CD23 is the low affinity receptor for IgE. When it appears on eosinophils and macrophages it helps these cells to kill and eat structures that are coated with IgE antibody, but this isn't what it does on CLL cells. Some have suggested that it is a growth factor for B cells, but this is disputed. Others have suggesetd it binds IgE immune complexes and this increases the efficiency of B cell antigen presentation and processing. I can't see why this is important for CLL cells. We also know that it is associated with the fyn tyrosine kinase.

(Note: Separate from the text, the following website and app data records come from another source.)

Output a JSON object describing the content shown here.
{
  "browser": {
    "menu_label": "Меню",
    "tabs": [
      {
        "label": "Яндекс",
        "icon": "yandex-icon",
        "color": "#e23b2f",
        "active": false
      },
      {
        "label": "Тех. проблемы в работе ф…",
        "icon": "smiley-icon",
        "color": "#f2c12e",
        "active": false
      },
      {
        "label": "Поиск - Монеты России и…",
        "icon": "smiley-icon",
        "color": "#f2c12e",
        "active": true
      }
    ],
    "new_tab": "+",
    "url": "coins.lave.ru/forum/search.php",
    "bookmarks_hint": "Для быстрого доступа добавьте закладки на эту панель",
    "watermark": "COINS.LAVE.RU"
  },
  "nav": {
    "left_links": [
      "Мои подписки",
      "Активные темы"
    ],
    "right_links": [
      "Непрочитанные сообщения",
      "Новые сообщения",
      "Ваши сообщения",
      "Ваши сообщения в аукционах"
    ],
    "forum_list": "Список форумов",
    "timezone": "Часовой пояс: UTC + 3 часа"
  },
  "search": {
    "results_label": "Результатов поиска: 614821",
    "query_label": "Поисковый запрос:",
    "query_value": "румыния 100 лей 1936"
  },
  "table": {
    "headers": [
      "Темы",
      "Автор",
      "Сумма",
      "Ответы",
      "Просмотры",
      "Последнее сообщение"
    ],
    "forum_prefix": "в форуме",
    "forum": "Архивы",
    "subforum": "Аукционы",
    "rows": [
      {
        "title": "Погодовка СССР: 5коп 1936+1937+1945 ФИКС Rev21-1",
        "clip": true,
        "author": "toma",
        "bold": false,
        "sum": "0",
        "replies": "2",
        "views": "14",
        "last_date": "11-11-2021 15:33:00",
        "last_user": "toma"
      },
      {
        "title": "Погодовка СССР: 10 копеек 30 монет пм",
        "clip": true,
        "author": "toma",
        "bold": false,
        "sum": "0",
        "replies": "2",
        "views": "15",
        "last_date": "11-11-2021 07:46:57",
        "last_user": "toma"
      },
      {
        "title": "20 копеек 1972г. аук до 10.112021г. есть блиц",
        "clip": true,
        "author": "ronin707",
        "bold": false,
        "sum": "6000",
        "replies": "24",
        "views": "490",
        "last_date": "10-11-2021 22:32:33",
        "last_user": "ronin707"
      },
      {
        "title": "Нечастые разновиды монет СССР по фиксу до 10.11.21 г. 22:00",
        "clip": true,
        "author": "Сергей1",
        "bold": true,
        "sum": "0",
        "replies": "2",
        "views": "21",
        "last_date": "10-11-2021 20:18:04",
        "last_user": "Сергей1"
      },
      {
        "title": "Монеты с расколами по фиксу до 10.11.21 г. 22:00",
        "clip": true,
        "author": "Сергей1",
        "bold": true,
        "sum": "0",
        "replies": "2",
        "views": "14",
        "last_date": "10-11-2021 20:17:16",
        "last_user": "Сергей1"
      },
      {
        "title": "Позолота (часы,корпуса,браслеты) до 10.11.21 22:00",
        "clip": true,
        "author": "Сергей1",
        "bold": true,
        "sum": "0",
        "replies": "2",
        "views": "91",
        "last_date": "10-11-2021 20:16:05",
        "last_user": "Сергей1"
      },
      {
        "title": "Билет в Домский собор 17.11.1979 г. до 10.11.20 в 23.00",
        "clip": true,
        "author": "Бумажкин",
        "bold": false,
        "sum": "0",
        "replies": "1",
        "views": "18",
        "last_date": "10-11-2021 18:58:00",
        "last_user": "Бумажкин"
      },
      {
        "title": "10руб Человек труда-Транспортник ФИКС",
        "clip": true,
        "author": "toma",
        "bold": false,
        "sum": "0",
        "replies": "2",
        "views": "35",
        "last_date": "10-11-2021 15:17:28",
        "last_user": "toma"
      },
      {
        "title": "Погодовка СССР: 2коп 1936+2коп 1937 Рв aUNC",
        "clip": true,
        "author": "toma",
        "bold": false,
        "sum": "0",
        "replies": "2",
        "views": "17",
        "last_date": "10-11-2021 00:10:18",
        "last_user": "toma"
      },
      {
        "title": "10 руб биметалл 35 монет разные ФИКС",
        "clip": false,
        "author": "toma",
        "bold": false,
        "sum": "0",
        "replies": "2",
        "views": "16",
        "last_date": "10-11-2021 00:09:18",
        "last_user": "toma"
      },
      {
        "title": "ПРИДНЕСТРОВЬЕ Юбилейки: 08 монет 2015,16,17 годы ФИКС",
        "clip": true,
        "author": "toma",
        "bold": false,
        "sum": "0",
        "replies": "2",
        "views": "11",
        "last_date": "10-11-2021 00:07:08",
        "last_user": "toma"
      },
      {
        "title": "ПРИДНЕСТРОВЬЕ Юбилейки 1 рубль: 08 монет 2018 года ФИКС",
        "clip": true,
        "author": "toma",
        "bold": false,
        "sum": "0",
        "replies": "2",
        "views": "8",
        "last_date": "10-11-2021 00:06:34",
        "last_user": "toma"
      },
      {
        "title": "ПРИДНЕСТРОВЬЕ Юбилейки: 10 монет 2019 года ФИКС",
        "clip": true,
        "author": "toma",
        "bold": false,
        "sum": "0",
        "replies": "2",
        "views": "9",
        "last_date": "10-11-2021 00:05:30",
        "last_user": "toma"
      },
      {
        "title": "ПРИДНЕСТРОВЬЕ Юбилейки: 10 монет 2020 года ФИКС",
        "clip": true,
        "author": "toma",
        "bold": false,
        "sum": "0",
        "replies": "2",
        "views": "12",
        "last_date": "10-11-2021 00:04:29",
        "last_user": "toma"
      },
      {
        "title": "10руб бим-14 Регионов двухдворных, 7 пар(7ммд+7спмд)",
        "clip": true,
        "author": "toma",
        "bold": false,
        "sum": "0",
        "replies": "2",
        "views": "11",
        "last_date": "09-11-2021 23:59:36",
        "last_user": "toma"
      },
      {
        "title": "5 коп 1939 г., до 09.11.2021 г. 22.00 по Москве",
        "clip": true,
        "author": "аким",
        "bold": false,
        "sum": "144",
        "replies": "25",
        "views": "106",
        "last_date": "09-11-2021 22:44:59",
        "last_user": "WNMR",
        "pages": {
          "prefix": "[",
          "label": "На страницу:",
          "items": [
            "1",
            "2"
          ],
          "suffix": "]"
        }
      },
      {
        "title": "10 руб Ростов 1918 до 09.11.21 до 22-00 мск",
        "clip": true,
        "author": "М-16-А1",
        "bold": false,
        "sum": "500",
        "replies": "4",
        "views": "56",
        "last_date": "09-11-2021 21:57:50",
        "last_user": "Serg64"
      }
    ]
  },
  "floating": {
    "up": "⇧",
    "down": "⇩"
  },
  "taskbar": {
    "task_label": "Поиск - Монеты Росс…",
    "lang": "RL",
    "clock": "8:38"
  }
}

It is present on CLL cells, but not usually on other types of B cell lymphoma cells. It is also present in the serum of CLL patients. In continental Europe, particularly Italy, it has been used as a prognostic factor for CLL. It has not traveled. I think the main problem with it is that it is a surrogate marker for both the amount of CLL cells as well as their growth rate, and therefore not particularly useful for predicting the future.